The BiKN consumer app is just the beginning for this machine-to-machine solutions platform, however, says John Howard, Treehouse Labs' CEO and manager. The company is already preparing to test the system in commercial applications, using a prototype developed in cooperation with Chicago-based Shockwave Impact Systems LLC, and slated to be displayed at the CES show. That prototype consists of a sensing system that can be installed in football helmets in order to alert coaches, parents or health-care workers if a player may have hit his head hard enough to cause a concussion. In this case, the tags—using sensor technology provided by Shockwave—would transmit sensor data to a BiKN gateway that could receive information from up to 4 kilometers (2.5 miles) away, and forward it to a Web-based server that coaches, staff members or parents could then access via their smartphones.


The BiKN platform features an iPhone app, a thumbsize RFID tag and a reader built into a case that snaps onto the phone.

For the consumer app, the company sought an RFID-based solution that would be quick to market and be inexpensive to buy. Treehouse Labs, formed in February of this year, spun off from InMotion Software, a company cofounded by Howard in 2008 that develops and sells gaming applications for the iPhone and iPad. Given InMotion's existing background in developing apps (the company says its apps have been downloaded five million times), Howard says he wanted to provide an app that would enable iPhone users to set up a network between their phone and other objects. To that end, he launched Treehouse with the new company's CTO, Rich Cutler, who has a background in wireless technology as an engineering manager at Motorola.

With the BiKN system, users will be able to purchase a package including a BiKN "smart case," which acts as an RFID reader, as well as tags—currently up to eight tags can be included with the smart case—and an app download. First, a user would place an iPhone into the case, which plugs directly into the phone's 30-pin connector. The phone would prompt that user to download the BiKN app. The user could then set up a network of things or individuals linked to the phone's smart case, by inputting information about what is being tagged, and then reading each tag via the phone case. The BiKN software can display pictures—for example, a photograph of a child, pet or object associated with each tag, and indicating the name of that child, pet or object.

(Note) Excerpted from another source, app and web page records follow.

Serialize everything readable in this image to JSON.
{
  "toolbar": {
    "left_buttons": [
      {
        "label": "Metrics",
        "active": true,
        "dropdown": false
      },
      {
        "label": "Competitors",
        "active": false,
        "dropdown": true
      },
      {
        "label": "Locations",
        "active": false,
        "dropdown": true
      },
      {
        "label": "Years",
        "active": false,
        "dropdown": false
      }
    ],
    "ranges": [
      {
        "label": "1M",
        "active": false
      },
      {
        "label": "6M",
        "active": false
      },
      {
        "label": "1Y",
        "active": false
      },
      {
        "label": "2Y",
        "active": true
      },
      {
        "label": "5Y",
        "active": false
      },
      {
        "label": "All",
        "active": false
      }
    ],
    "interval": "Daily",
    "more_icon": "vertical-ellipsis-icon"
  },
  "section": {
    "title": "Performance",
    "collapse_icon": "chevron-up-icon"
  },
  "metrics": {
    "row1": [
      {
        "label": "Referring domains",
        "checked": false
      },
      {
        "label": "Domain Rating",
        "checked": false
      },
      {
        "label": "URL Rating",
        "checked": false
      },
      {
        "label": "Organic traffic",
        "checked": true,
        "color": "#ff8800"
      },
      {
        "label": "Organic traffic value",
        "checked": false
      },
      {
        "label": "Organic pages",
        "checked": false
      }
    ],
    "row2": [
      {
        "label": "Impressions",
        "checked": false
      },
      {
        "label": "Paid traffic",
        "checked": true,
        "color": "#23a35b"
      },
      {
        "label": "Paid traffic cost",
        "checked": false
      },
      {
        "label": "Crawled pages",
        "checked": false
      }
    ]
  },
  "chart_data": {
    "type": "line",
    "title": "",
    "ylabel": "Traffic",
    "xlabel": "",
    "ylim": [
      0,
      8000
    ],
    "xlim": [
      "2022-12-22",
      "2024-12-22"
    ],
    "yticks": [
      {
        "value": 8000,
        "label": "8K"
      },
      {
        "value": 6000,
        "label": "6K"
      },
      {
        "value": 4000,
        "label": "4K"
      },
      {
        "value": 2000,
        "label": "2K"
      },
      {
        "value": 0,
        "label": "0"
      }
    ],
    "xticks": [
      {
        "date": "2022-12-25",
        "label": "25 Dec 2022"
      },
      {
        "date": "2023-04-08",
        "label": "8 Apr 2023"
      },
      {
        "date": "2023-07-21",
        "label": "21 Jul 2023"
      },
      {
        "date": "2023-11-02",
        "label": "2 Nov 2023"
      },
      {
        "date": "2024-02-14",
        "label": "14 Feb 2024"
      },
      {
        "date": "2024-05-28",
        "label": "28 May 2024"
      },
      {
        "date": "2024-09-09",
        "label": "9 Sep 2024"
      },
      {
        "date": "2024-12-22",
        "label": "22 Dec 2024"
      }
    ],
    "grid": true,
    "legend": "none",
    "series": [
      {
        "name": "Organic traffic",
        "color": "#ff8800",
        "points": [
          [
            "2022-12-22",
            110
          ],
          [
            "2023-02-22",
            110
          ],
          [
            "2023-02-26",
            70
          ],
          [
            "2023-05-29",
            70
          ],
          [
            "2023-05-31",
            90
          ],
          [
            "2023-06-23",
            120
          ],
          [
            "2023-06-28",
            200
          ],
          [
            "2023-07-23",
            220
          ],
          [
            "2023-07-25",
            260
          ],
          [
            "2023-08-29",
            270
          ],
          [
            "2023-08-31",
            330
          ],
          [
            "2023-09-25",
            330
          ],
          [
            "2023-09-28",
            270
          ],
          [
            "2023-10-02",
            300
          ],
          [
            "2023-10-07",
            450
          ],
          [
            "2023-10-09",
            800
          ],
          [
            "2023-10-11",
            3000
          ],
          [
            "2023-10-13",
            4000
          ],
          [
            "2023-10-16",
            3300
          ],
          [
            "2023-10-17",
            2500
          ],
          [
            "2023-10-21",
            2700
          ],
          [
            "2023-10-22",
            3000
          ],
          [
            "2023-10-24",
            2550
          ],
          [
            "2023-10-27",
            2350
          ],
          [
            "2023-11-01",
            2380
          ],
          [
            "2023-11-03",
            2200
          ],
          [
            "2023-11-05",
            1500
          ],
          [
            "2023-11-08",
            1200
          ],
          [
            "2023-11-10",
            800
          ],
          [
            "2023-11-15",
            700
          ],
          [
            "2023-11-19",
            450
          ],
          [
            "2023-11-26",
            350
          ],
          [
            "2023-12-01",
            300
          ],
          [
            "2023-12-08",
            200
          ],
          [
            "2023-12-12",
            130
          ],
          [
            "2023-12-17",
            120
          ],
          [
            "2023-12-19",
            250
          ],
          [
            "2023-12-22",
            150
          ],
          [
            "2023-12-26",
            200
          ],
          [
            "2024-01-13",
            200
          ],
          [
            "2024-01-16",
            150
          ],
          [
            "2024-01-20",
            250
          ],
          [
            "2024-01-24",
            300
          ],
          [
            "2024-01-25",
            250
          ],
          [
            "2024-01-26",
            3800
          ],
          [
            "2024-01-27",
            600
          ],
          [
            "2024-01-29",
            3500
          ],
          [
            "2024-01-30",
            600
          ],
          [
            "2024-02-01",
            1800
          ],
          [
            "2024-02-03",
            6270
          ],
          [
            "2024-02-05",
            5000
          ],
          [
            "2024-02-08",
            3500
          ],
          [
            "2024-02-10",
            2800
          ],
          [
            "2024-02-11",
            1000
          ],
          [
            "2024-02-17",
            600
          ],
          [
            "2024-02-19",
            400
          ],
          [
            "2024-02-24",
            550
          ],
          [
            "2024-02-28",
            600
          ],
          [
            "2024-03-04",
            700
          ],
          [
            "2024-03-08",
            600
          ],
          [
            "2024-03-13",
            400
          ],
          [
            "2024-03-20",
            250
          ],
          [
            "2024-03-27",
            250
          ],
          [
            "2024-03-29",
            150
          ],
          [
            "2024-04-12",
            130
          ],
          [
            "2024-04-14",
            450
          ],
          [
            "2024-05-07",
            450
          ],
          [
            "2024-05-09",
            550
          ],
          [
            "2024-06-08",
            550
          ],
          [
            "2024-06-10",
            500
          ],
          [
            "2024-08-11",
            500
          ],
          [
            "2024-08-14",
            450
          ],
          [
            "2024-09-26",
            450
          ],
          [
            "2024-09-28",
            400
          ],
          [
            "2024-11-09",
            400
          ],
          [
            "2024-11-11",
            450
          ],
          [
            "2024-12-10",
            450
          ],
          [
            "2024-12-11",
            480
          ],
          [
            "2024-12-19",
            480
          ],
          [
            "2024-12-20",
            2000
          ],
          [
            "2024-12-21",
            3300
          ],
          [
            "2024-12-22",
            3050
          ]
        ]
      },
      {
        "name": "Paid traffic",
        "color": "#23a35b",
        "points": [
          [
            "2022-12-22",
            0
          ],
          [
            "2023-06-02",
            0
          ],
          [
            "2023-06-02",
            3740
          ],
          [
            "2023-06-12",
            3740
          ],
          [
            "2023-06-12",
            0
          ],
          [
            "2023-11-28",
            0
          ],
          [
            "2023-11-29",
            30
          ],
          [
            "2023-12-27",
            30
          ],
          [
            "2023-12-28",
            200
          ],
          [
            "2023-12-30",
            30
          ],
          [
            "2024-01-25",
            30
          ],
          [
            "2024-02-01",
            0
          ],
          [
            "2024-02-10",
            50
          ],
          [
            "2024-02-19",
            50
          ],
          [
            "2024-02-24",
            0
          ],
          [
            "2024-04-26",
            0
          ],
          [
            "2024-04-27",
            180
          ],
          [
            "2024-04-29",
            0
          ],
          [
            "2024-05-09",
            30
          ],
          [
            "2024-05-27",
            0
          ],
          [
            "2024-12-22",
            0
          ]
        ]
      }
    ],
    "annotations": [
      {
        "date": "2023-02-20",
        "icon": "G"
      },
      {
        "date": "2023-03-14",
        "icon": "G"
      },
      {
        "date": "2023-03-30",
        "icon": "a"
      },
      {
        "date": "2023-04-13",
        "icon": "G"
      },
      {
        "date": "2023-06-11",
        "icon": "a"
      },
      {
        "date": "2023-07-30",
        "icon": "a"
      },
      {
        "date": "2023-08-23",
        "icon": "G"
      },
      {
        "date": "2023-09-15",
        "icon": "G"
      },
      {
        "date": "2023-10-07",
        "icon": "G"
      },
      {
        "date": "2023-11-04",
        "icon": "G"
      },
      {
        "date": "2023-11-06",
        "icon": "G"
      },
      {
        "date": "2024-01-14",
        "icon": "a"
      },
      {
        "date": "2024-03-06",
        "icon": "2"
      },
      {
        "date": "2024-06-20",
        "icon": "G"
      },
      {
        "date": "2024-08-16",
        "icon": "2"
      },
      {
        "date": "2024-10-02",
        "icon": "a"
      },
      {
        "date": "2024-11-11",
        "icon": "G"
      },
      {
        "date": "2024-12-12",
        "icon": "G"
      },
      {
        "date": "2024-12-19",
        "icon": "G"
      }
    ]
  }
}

The user would then have three options with the system, Cutler says. He could send an alert to a specific individual by first selecting the photo or icon corresponding with that person, and then pressing a prompt for "page." In response, the tag would emit an audible sound and flash its built-in LED. Whoever was carrying or wearing the paged tag could then act on that alert by, for instance, coming inside from the yard for lunch. Each tag also comes with a button that a user can press in order to locate a missing iPhone.

Login and post your comment!

Not a member?

Signup for an account now to access all of the features of RFIDJournal.com!

PREMIUM CONTENT
Case Studies Features Best Practices How-Tos
RFID JOURNAL EVENTS
Live Events Virtual Events Webinars
ASK THE EXPERTS
Simply enter a question for our experts.
TAKE THE POLL
JOIN THE CONVERSATION ON TWITTER
Loading
RFID Journal LIVE! RFID in Health Care LIVE! LatAm LIVE! Brasil LIVE! Europe RFID Connect Virtual Events RFID Journal Awards Webinars Presentations
© Copyright 2002-2016 RFID Journal LLC.
Powered By: Haycco